Sibelius, Dvor‡k, Strauss, Shostakovich, etc

Our rating 
5.0 out of 5 star rating 5.0

COMPOSERS: Dvorak,etc,Shostakovich,Sibelius,Strauss
ALBUM TITLE: Collection: Celibidache Ð The Stockholm Recordings
WORKS: Music
PERFORMER: Jacqueline du Pré (cello); Swedish RSO/Sergiu Celibidache
CATALOGUE NO: 469 069-2 ADD stereo/mono
Like peas, music cannot be canned. It loses its flavour, scent, its life.’ So, famously, did Celibidache dismiss the phonographic art. And yet, the fact that the eccentrically meticulous conductor liked to work for radio orchestras has led to his inadvertent bequeathing of a legacy. This Swedish-based set is extraordinary for its Sibelius Second and Fifth Symphonies – large, luminous stately performances which loom out of the cavernous acoustic like epics of old.
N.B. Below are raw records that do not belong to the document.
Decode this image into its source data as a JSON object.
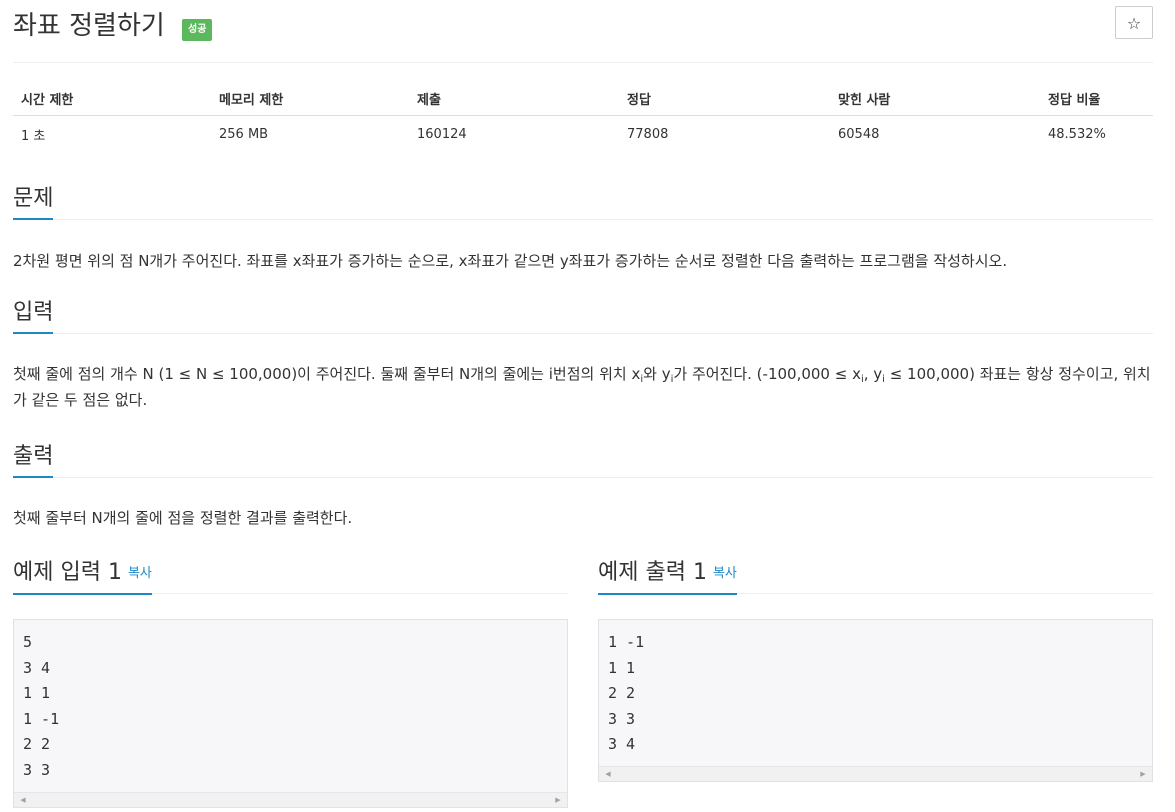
{
  "problem": {
    "title": "좌표 정렬하기",
    "badge": "성공",
    "star_icon": "☆"
  },
  "stats": {
    "headers": [
      "시간 제한",
      "메모리 제한",
      "제출",
      "정답",
      "맞힌 사람",
      "정답 비율"
    ],
    "values": [
      "1 초",
      "256 MB",
      "160124",
      "77808",
      "60548",
      "48.532%"
    ]
  },
  "description": {
    "title": "문제",
    "text": "2차원 평면 위의 점 N개가 주어진다. 좌표를 x좌표가 증가하는 순으로, x좌표가 같으면 y좌표가 증가하는 순서로 정렬한 다음 출력하는 프로그램을 작성하시오."
  },
  "input": {
    "title": "입력",
    "p1": "첫째 줄에 점의 개수 N (1 ≤ N ≤ 100,000)이 주어진다. 둘째 줄부터 N개의 줄에는 i번점의 위치 x",
    "s1": "i",
    "p2": "와 y",
    "s2": "i",
    "p3": "가 주어진다. (-100,000 ≤ x",
    "s3": "i",
    "p4": ", y",
    "s4": "i",
    "p5": " ≤ 100,000) 좌표는 항상 정수이고, 위치가 같은 두 점은 없다."
  },
  "output": {
    "title": "출력",
    "text": "첫째 줄부터 N개의 줄에 점을 정렬한 결과를 출력한다."
  },
  "samples": {
    "input": {
      "title": "예제 입력 1",
      "copy": "복사",
      "content": "5\n3 4\n1 1\n1 -1\n2 2\n3 3"
    },
    "output": {
      "title": "예제 출력 1",
      "copy": "복사",
      "content": "1 -1\n1 1\n2 2\n3 3\n3 4"
    },
    "scroll_left": "◀",
    "scroll_right": "▶"
  }
}
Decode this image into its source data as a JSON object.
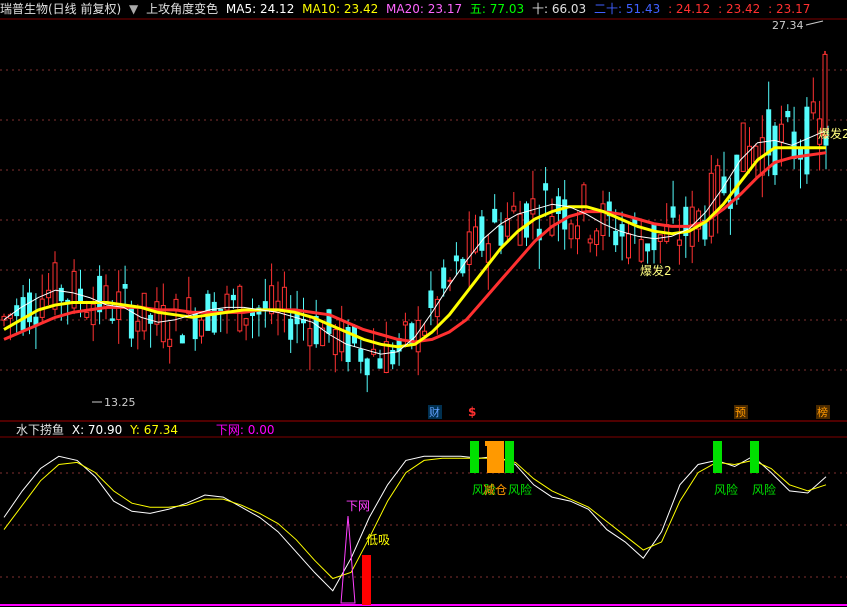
{
  "header": {
    "stock": "瑞普生物(日线 前复权)",
    "dropdown_icon": "chevron-down-circle-icon",
    "indicator": "上攻角度变色",
    "ma5": "MA5: 24.12",
    "ma10": "MA10: 23.42",
    "ma20": "MA20: 23.17",
    "wu": "五: 77.03",
    "shi": "十: 66.03",
    "ershi": "二十: 51.43",
    "v1": ": 24.12",
    "v2": ": 23.42",
    "v3": ": 23.17"
  },
  "sub_header": {
    "name": "水下捞鱼",
    "x": "X: 70.90",
    "y": "Y: 67.34",
    "xiawang": "下网: 0.00"
  },
  "colors": {
    "up": "#ff3232",
    "down": "#54fcfc",
    "ma5": "#ffffff",
    "ma10": "#ffff00",
    "ma20": "#ff3030",
    "risk": "#00e000",
    "jianc": "#ff9900",
    "purple": "#ff00ff"
  },
  "chart_data": [
    {
      "type": "candlestick",
      "price_range": [
        12.4,
        28.6
      ],
      "high_label": "27.34",
      "low_label": "13.25",
      "annotations": [
        "爆发2",
        "爆发2"
      ],
      "markers": [
        "财",
        "$",
        "预",
        "榜"
      ],
      "series": [
        {
          "name": "MA5",
          "values": [
            16.4,
            16.9,
            17.3,
            17.6,
            17.5,
            17.3,
            17.0,
            16.9,
            16.5,
            16.3,
            16.4,
            16.6,
            16.8,
            16.9,
            16.9,
            16.8,
            16.7,
            16.5,
            16.3,
            15.8,
            15.4,
            15.2,
            15.0,
            15.1,
            15.7,
            16.7,
            17.8,
            18.8,
            19.7,
            20.3,
            20.7,
            20.9,
            21.1,
            21.0,
            20.7,
            20.3,
            20.0,
            19.8,
            19.7,
            19.8,
            20.1,
            20.8,
            21.8,
            22.9,
            23.6,
            23.7,
            23.5,
            23.8,
            24.1
          ]
        },
        {
          "name": "MA10",
          "values": [
            16.0,
            16.4,
            16.8,
            17.0,
            17.1,
            17.1,
            17.1,
            17.0,
            16.9,
            16.7,
            16.6,
            16.5,
            16.6,
            16.7,
            16.8,
            16.8,
            16.8,
            16.7,
            16.5,
            16.2,
            15.9,
            15.6,
            15.4,
            15.3,
            15.4,
            15.9,
            16.6,
            17.5,
            18.4,
            19.3,
            20.0,
            20.5,
            20.8,
            21.0,
            21.0,
            20.8,
            20.5,
            20.2,
            20.0,
            19.9,
            20.0,
            20.4,
            21.1,
            22.0,
            22.9,
            23.4,
            23.4,
            23.4,
            23.4
          ]
        },
        {
          "name": "MA20",
          "values": [
            15.6,
            15.9,
            16.2,
            16.5,
            16.7,
            16.8,
            16.9,
            16.9,
            16.9,
            16.8,
            16.8,
            16.7,
            16.7,
            16.7,
            16.7,
            16.8,
            16.8,
            16.8,
            16.7,
            16.6,
            16.3,
            16.0,
            15.8,
            15.6,
            15.5,
            15.6,
            15.9,
            16.4,
            17.2,
            18.0,
            18.8,
            19.6,
            20.2,
            20.6,
            20.8,
            20.8,
            20.7,
            20.5,
            20.3,
            20.2,
            20.2,
            20.4,
            20.9,
            21.5,
            22.2,
            22.8,
            23.0,
            23.1,
            23.2
          ]
        }
      ]
    },
    {
      "type": "line",
      "x_current": 70.9,
      "y_current": 67.34,
      "series": [
        {
          "name": "X",
          "values": [
            42,
            55,
            66,
            72,
            70,
            62,
            50,
            45,
            44,
            46,
            49,
            53,
            52,
            47,
            42,
            35,
            25,
            15,
            6,
            22,
            42,
            58,
            70,
            72,
            72,
            72,
            71,
            72,
            68,
            58,
            52,
            50,
            46,
            36,
            30,
            22,
            35,
            58,
            68,
            70,
            67,
            72,
            64,
            55,
            54,
            62
          ]
        },
        {
          "name": "Y",
          "values": [
            36,
            48,
            60,
            68,
            69,
            64,
            55,
            49,
            47,
            47,
            48,
            51,
            51,
            48,
            44,
            39,
            31,
            21,
            12,
            15,
            32,
            50,
            64,
            70,
            71,
            71,
            71,
            71,
            69,
            61,
            55,
            51,
            47,
            40,
            33,
            26,
            30,
            50,
            64,
            69,
            68,
            70,
            66,
            58,
            55,
            58
          ]
        }
      ],
      "signals": [
        "下网",
        "低吸",
        "风险",
        "减仓",
        "风险",
        "风险",
        "风险"
      ]
    }
  ]
}
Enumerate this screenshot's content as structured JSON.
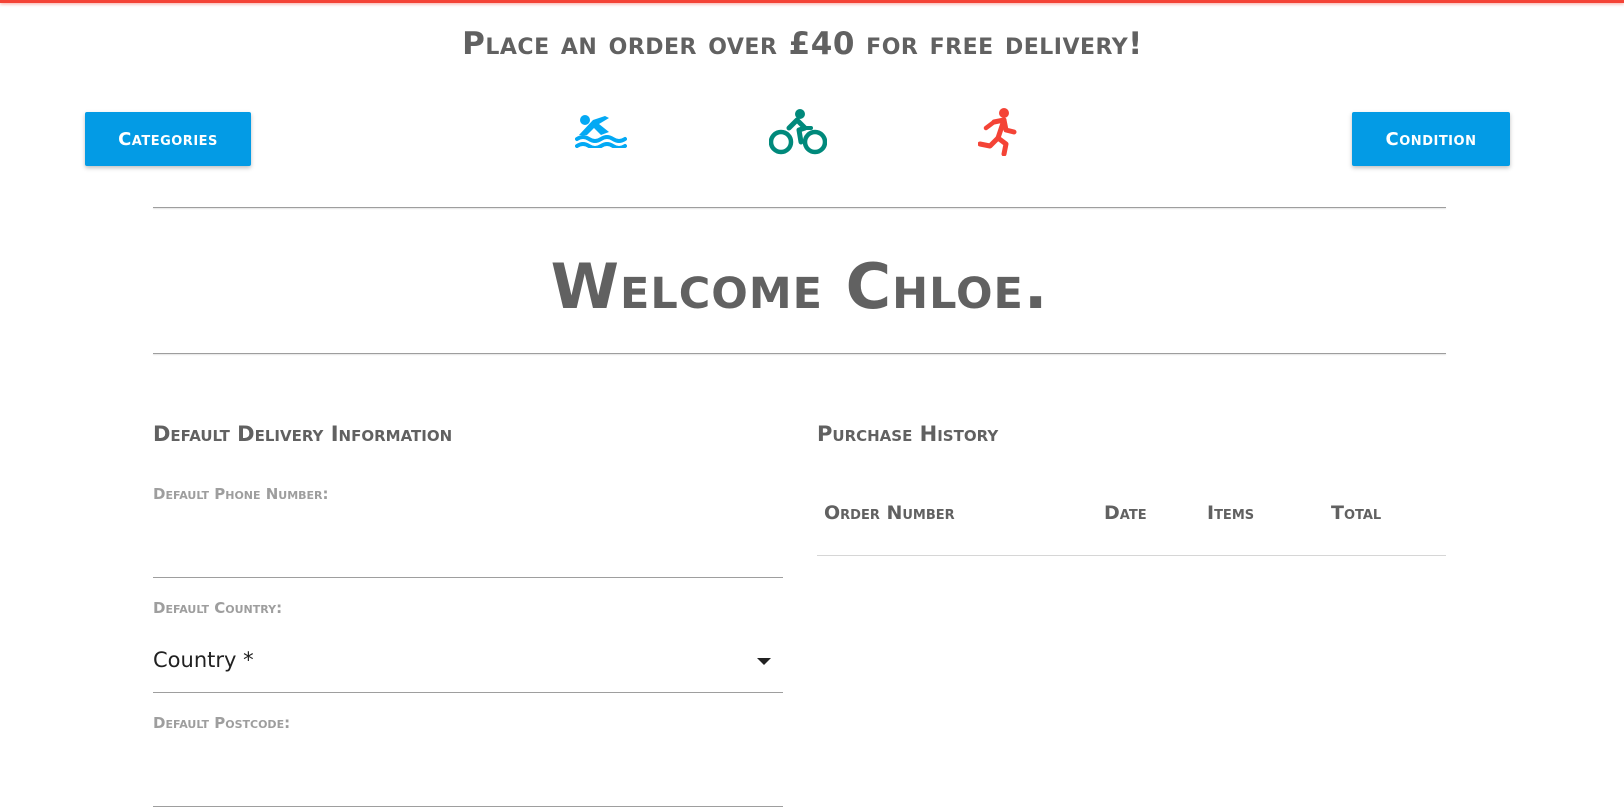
{
  "banner": {
    "text": "Place an order over £40 for free delivery!"
  },
  "nav": {
    "categories_label": "Categories",
    "condition_label": "Condition",
    "sports": [
      {
        "name": "swim",
        "icon": "swimmer-icon",
        "color": "#03a9f4"
      },
      {
        "name": "bike",
        "icon": "cyclist-icon",
        "color": "#00897b"
      },
      {
        "name": "run",
        "icon": "runner-icon",
        "color": "#f44336"
      }
    ],
    "button_color": "#039be5"
  },
  "welcome": {
    "text": "Welcome Chloe."
  },
  "delivery": {
    "title": "Default Delivery Information",
    "phone_label": "Default Phone Number:",
    "phone_value": "",
    "country_label": "Default Country:",
    "country_selected": "Country *",
    "postcode_label": "Default Postcode:",
    "postcode_value": ""
  },
  "history": {
    "title": "Purchase History",
    "columns": [
      "Order Number",
      "Date",
      "Items",
      "Total"
    ],
    "rows": []
  }
}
Unlike the smoothly flowing performances of, say, Colin Davis, Celibidache’s reading of No. 2 moves in fits and starts, drifts into remoteness, but ultimately overwhelms with glowing legato. While Osmo Vänskä’s fresh account of the Fifth is a favourite, Celibidache’s knocks one out with the work’s grandeur. In the first movement, he achieves a gigantic climax. His Allegro molto is steadier than most, but, yet again, the build-up in tension is mesmerising. The grinding dissonances of the ending slow up until time seems to stand still. The orchestra was said to have marvelled at the way he turned the famous theme into an ‘endless stream of song’, and indeed it soars on wings as if it could glide on forever. Old-fashioned it may be, but also revelatory.


Other treasures are a dreamlike Till Eulenspiegel, a blistering Don Juan and a Franck Symphony, which he ennobles with a performance of vast range. This set also contains Jacqueline du Pré’s no-holds-barred Dvorák Cello Concerto (also available on Teldec) in which conductor and soloist do ravishing justice to the work. The distortions are forgivable, coming as they do from raw emotion, but the noises off in the hall are less easy to ignore.